The Carlisle Mosquito Online

Friday, March 19, 2004


It's about balance

Decisions we make in the next few years will have a large impact on the long-term character of this town. One such decision coming before Special Town Meeting on Tuesday is whether to acquire 45 acres (Parcel A) for open space preservation, recreation and affordable housing. The purchase would be financed with funds and matching grants collected under the Community Preservation Act, and deserves our serious consideration.

Others have written about the beauty of the open space, the need for affordable housing and the threat from unchecked 40B development. Questions have been raised about increased traffic and noise, financing and the need to ensure adequate planning.

What else is there to say? Perhaps that nearby residents will benefit the most if the town buys Parcel A on South Street. They just don't know it yet.

An interesting fact was revealed in 1985 when Carlisle citizens were surveyed about how they used conservation land. In general, people visited most often those conservation lands located closest to where they lived. This should not really be surprising. People used the lands for a wide variety of activities, including jogging, dog-walking, cross-country skiing, sledding, gardening, horseback riding, bird watching, picnicking and nature photography. All of these were enjoyed more frequently by those lucky enough to live nearby.

Since that survey, one of the goals of the town's open space planning has been to improve the balance of public lands in the town's four quadrants, so that more people would have ready access to conservation land. The southwest part of Carlisle still has little public land. If the town buys Parcel A, the 26-acre open space portion and ballfield area will be public property to be enjoyed by all. If the town does not buy Parcel A, the dry land will be divided into large private building lots.

I understand something of the anxiety of some South Street residents as they consider the proposal coming before Town Meeting. We had a similar experience several years ago when the Malcolm Meadows senior housing development was built in our neighborhood. This was also a multi-use land project; split between housing and conservation. We are not direct abutters, but my family benefited greatly from the Malcolm Land project.

We like our new neighbors who've moved into Malcolm Meadows, and we've noticed little increase in traffic (perhaps because seniors do not have to ferry children to music lessons and sports practice).

We lost part of the road-side vista when the housing was built, but we gained much more with new public access to enjoy the fields and woods. We love the stone-dust trail that loops around the field. Besides being wheelchair-friendly, this trail has been great for walking with young children who aren't safe near cars. Another great new trail leaves the loop and winds through the trees to connect back with the Two Rod Road trail to Estabrook Woods.

For similar reasons, I suspect that residents of South Street will also enjoy any new ballfield eventually built on Parcel A. Organized sports teams use town fields roughly eight weeks in spring and fall, and the rest of the time the fields are empty — available for neighborhood residents who want to throw a frisbee, fly a kite, or kick a soccer ball with their kids before dinner.

Purchasing Parcel A with CPA funds makes economic sense. I also believe that a Benfield Conservation Land would be cherished long into the future by South Street as well as all of Carlisle.

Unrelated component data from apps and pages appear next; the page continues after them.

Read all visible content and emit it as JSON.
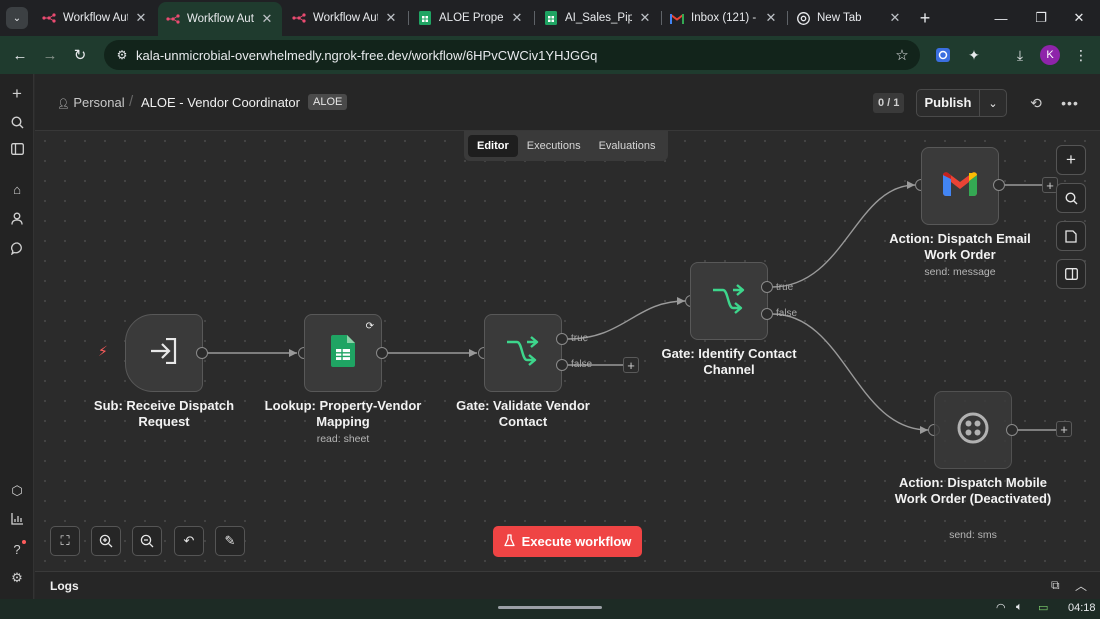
{
  "browser": {
    "tabs": [
      {
        "title": "Workflow Aut",
        "icon": "n8n-icon",
        "active": false
      },
      {
        "title": "Workflow Aut",
        "icon": "n8n-icon",
        "active": true
      },
      {
        "title": "Workflow Aut",
        "icon": "n8n-icon",
        "active": false
      },
      {
        "title": "ALOE Property",
        "icon": "sheets-icon",
        "active": false
      },
      {
        "title": "AI_Sales_Pipel",
        "icon": "sheets-icon",
        "active": false
      },
      {
        "title": "Inbox (121) - ",
        "icon": "gmail-icon",
        "active": false
      },
      {
        "title": "New Tab",
        "icon": "chrome-icon",
        "active": false
      }
    ],
    "url": "kala-unmicrobial-overwhelmedly.ngrok-free.dev/workflow/6HPvCWCiv1YHJGGq",
    "profile_initial": "K",
    "accent_color": "#1f3b2e"
  },
  "header": {
    "project": "Personal",
    "workflow_name": "ALOE - Vendor Coordinator",
    "tag": "ALOE",
    "counter": "0 / 1",
    "publish_label": "Publish"
  },
  "view_tabs": [
    "Editor",
    "Executions",
    "Evaluations"
  ],
  "active_view": "Editor",
  "nodes": [
    {
      "id": "n1",
      "title": "Sub: Receive Dispatch Request",
      "subtitle": "",
      "type": "trigger",
      "icon": "sign-in-icon"
    },
    {
      "id": "n2",
      "title": "Lookup: Property-Vendor Mapping",
      "subtitle": "read: sheet",
      "type": "google-sheets",
      "icon": "sheets-icon"
    },
    {
      "id": "n3",
      "title": "Gate: Validate Vendor Contact",
      "subtitle": "",
      "type": "if",
      "icon": "branch-icon"
    },
    {
      "id": "n4",
      "title": "Gate: Identify Contact Channel",
      "subtitle": "",
      "type": "if",
      "icon": "branch-icon"
    },
    {
      "id": "n5",
      "title": "Action: Dispatch Email Work Order",
      "subtitle": "send: message",
      "type": "gmail",
      "icon": "gmail-icon"
    },
    {
      "id": "n6",
      "title": "Action: Dispatch Mobile Work Order (Deactivated)",
      "subtitle": "send: sms",
      "type": "twilio",
      "icon": "twilio-icon"
    }
  ],
  "branch_labels": {
    "true": "true",
    "false": "false"
  },
  "execute_label": "Execute workflow",
  "logs_label": "Logs",
  "clock": "04:18",
  "colors": {
    "execute": "#ef4444",
    "if_icon": "#3dd68c",
    "sheets": "#1fa463",
    "trigger_bolt": "#ff5c5c"
  }
}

A tough act to follow

When townspeople gathered at Town Hall last week to grieve and remember Vivian Chaput, the themes were style and substance. Combined with these characteristics was a positive force in the effective management of our community for a quarter of a century. Vivian was always direct, always friendly, always consistent. You knew what she wanted to accomplish, and she had the rare quality of getting you to put much more time and effort into accomplishing common goals than you intended or thought possible. Vivian was a leader by example as well as by force of personality.

When I consider what we can learn from Vivian Chaput's example and how we might remember her, I think about what she has given the town and thus each of us. In Carlisle we talk of a sense of community, of our schools, the open fields where families can walk, our rural character, and our small-town feel. To maintain the qualities that brought us to Carlisle, Vivian reminded us that we cannot treat our town as a hotel. We should follow her example, as many have, by being involved.

Vivian's commitment to community service reminds me of words by Albert Schweitzer spoken at the memorial service for Carlisle resident Kay Kulmala, another giant of a woman, who joyously contributed so much to the town:

"One other thing stirs me — the fact that so many people gave something or were something to me without knowing it. Much of what has become our own in gentleness, modesty, kindness, willingness to forgive, in veracity, loyalty, resignation under suffering, we owe to people in whom we have seen or experienced these virtues at work. A thought which had become an act sprang into us like a spark and lighted a new flame within us."

Each of us carries the spark of Vivian's example within us. I believe she says to us, "I am not irreplaceable, so take a few moments from your ever more busy lives to keep Carlisle a home that our children and grandchildren will find as lovely and friendly as we do today. Come on, guys, stay involved or get involved." Let the spark become a flame.

Vivian Chaput reminds me of the Latin motto of the school where my dad taught. Loosely translated, it goes: "With Grit and Grace." It's perfect, I think, and it brings Vivian instantly to my mind's eye. It is a tough act to follow, but we must.


2004 The Carlisle Mosquito